The state of Maryland, via the governor and state department of natural resources has released its final report on a market based approach to recovering ecosystem services. MD's connection to the Chesapeake is perhaps obvious and the report seeks to document equitable offsets when forest land is developed, and proposes programs that will encourage private sector involvement.
Here is a link to the article.
Here is a link to the report.

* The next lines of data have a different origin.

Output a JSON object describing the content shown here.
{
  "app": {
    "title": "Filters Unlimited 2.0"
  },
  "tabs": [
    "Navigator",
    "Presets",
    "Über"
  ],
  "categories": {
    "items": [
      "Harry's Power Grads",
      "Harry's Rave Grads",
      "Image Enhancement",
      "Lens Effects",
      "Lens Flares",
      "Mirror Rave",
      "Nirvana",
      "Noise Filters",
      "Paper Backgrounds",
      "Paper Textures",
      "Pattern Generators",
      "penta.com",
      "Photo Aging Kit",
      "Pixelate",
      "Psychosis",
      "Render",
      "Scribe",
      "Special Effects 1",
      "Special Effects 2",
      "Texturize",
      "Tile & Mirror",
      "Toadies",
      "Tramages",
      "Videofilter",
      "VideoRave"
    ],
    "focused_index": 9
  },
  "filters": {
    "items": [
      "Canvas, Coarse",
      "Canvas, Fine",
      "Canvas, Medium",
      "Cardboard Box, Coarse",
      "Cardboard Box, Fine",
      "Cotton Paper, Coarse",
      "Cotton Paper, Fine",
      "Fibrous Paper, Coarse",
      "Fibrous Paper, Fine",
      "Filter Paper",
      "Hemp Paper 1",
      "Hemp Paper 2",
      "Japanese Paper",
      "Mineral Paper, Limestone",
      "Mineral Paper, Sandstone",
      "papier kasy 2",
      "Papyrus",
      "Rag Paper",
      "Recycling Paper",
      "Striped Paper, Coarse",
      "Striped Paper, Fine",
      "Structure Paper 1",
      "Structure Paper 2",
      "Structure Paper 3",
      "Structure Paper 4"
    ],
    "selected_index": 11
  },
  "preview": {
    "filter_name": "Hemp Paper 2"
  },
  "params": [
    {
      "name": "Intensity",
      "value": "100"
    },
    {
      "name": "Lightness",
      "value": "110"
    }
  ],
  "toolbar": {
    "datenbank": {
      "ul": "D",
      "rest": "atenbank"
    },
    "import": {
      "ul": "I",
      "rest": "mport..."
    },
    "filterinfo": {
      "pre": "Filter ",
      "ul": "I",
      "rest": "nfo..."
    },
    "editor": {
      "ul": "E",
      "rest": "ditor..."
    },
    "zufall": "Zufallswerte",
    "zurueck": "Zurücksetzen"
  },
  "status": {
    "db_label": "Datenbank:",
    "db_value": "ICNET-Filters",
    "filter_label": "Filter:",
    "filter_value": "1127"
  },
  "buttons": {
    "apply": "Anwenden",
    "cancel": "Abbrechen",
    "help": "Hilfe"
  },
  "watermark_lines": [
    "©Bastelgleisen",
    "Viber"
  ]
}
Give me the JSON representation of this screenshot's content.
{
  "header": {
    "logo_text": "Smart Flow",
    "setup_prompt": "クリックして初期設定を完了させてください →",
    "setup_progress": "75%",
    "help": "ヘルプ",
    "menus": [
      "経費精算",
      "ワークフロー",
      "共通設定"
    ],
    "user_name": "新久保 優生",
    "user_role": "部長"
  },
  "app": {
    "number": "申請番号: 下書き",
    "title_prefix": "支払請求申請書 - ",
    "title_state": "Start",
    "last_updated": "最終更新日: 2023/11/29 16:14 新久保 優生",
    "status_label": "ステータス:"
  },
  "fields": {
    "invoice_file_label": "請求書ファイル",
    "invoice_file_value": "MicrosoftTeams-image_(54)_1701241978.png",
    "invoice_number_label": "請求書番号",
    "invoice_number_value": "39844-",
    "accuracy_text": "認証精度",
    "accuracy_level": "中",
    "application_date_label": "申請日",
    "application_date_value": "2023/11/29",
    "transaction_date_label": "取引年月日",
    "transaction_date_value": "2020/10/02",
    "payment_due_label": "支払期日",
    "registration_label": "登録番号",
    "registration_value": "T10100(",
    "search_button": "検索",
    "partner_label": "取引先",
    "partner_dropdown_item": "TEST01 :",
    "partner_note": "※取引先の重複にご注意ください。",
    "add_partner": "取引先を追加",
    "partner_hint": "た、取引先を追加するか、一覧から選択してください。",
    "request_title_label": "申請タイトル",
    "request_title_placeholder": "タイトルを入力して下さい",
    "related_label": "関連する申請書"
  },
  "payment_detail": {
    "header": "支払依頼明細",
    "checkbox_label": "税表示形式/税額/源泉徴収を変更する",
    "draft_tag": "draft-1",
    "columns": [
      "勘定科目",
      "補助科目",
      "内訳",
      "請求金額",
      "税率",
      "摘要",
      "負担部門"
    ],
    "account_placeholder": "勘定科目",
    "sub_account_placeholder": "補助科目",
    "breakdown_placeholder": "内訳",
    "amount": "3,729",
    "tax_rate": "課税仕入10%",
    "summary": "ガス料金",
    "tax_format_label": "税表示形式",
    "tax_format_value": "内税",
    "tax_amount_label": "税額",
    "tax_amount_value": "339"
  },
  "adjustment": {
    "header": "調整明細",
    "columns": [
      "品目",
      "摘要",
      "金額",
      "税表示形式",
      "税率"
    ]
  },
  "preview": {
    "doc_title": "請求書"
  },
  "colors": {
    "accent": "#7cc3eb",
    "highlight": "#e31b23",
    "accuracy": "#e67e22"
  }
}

I have skimmed sections of the report, enough to develop some questions but no meaningful analysis (as we each should individually do with all written materials). It seems the article generates more questions than answers. When I have a chance to read the report, or if someone else has, I would be interested in knowing how the private forest land owner factors into the ecosystem market equation, both at the time land is being converted and as the holder of property that currently provides the existing ecosystem services. This discussion would lend itself well to the different perspectives of people who live and work in private forests, managers, and all others who utilize or depend upon the services provided by private forests. (I just skimmed the forest section of the report) It seems that policies were established in the early 90's to reduce the conversion of forest land. One policy strategy used by several MD counties, a fee-in-lieu strategy is compared to a strategy that only allows forest land banking. If I understand the report, the in-lieu option values forest land at $0.40 to $0.90 per sf (sq. ft.?), with a state minimum of $0.30/sf; this, if assumptions are correct, values forest land at $17,434 - $39,204 per acre. The report section on forests doesn't provide any information on ecosystem services provided by forests, but does conclude that the full value of ecosystem services associated with developed forest land is not being recovered. The report recognizes deficiencies in information regarding the fee-in-lieu strategy and its uncertain and undocumented benefits.

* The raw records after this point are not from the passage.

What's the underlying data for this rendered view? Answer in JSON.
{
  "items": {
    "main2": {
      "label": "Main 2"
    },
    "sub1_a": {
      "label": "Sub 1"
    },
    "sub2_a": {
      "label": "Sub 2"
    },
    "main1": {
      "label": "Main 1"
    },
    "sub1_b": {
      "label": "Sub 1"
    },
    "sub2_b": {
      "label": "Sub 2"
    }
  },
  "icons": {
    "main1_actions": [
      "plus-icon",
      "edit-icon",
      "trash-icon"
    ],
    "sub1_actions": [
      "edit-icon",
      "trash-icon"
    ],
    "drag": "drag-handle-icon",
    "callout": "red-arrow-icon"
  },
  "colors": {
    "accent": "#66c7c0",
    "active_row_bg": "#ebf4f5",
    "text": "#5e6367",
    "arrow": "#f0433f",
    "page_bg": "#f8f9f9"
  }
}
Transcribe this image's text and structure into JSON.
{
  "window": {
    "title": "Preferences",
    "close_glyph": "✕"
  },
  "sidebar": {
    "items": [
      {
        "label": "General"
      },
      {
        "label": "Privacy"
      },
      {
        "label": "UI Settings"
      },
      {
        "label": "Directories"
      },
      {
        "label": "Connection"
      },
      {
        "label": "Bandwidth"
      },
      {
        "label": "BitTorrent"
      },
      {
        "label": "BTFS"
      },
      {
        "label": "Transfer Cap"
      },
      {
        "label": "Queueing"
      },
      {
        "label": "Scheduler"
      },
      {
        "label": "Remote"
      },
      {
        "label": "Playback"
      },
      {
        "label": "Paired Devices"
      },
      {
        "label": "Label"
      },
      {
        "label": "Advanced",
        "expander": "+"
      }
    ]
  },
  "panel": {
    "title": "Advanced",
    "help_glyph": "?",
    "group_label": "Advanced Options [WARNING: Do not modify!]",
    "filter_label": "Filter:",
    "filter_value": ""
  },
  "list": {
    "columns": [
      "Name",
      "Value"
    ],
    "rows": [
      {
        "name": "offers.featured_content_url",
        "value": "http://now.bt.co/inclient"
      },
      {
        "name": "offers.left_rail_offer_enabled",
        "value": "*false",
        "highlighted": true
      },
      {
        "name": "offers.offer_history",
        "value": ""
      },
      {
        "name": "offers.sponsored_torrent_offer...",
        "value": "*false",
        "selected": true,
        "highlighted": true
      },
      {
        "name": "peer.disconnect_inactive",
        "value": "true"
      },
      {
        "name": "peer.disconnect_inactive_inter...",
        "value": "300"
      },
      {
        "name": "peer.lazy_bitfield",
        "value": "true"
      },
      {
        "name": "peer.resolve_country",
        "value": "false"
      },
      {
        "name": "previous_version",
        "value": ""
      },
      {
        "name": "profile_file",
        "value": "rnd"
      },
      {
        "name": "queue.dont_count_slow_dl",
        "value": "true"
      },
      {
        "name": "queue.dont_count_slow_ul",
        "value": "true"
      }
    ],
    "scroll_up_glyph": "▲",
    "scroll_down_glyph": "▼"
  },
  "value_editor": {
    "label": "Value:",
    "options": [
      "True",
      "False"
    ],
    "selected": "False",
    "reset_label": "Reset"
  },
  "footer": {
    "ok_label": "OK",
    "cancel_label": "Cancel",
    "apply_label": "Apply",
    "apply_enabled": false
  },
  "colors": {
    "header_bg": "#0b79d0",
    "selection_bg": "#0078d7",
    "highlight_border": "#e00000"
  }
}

To the extent that there is state and federal level interest in ecosystem services and the contribution of private lands to these services, anyone with interest in private woodlands (basically everyone, but some more than others), should think about how policies may impact private land ownership and management. Private owners will want to be part of these discussions.